[App and web page records]
►

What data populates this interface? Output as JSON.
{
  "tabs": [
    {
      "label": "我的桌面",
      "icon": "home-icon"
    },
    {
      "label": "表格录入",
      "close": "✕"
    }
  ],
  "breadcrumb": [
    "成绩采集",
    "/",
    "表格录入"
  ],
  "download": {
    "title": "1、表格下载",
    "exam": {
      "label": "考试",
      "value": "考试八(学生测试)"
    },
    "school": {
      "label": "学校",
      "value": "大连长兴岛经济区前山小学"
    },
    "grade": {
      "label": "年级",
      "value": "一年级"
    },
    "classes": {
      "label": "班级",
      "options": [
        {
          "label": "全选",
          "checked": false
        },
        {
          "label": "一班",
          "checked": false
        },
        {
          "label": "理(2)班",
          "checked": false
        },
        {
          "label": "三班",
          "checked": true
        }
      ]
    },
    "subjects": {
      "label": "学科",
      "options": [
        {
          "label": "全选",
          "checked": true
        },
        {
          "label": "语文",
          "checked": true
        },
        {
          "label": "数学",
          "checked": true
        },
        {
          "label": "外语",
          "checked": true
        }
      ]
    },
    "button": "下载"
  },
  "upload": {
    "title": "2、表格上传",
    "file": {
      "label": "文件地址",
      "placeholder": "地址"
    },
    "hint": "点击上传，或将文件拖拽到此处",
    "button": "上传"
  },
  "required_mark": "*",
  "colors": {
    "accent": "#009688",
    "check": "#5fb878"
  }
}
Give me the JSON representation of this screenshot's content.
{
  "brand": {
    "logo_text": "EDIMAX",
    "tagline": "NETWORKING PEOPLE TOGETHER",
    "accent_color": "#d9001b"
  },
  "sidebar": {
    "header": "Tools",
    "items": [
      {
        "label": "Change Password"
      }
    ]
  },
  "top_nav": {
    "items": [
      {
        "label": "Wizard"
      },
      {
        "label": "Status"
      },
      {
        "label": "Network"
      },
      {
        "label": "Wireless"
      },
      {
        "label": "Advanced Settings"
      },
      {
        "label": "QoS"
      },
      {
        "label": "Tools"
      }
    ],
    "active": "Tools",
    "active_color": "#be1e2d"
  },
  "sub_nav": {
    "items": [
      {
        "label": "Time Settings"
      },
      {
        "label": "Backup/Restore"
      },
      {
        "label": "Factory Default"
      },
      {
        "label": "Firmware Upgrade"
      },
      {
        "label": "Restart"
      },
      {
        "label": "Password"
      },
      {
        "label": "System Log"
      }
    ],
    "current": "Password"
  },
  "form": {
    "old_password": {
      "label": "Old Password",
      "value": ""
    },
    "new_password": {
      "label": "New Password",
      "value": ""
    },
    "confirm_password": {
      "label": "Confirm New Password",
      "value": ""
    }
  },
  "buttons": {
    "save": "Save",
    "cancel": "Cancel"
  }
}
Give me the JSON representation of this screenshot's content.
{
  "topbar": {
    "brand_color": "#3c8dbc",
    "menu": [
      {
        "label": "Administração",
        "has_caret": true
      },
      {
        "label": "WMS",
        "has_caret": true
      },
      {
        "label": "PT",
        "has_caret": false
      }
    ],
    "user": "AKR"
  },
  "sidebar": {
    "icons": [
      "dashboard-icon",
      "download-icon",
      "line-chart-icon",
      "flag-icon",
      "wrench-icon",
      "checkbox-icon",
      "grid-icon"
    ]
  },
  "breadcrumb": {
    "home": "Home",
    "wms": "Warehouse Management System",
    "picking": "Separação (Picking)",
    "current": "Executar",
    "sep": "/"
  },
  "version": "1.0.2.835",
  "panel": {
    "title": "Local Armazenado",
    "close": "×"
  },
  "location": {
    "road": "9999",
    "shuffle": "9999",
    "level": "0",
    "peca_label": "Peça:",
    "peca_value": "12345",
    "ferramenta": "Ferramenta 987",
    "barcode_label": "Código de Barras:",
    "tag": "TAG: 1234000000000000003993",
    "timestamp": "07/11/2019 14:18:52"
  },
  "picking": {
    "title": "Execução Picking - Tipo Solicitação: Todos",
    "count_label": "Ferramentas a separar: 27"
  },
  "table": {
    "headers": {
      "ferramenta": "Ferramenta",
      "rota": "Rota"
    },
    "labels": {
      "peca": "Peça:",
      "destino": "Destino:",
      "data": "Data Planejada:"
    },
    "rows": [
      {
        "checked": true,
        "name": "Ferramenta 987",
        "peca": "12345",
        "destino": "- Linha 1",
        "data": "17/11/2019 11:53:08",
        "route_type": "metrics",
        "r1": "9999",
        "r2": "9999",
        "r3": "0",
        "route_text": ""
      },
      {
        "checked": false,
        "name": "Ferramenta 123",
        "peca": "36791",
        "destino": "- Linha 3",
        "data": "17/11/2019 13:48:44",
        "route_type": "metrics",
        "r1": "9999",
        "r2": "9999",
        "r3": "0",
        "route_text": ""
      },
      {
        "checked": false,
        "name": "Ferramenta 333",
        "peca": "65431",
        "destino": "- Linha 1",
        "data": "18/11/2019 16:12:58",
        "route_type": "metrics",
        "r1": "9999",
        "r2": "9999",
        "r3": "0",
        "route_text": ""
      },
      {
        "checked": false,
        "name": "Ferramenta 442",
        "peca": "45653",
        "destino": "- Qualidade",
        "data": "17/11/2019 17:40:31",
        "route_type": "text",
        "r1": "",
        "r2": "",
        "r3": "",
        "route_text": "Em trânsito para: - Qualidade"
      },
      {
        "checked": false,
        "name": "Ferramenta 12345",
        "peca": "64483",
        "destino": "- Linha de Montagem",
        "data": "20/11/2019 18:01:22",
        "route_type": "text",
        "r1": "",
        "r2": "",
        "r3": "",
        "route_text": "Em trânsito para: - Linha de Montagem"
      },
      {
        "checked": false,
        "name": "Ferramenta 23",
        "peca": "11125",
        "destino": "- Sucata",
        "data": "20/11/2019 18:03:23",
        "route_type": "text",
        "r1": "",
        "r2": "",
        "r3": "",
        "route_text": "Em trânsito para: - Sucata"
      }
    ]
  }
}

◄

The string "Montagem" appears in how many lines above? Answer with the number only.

• [OUTPUT FOR THIS EXERCISE] 2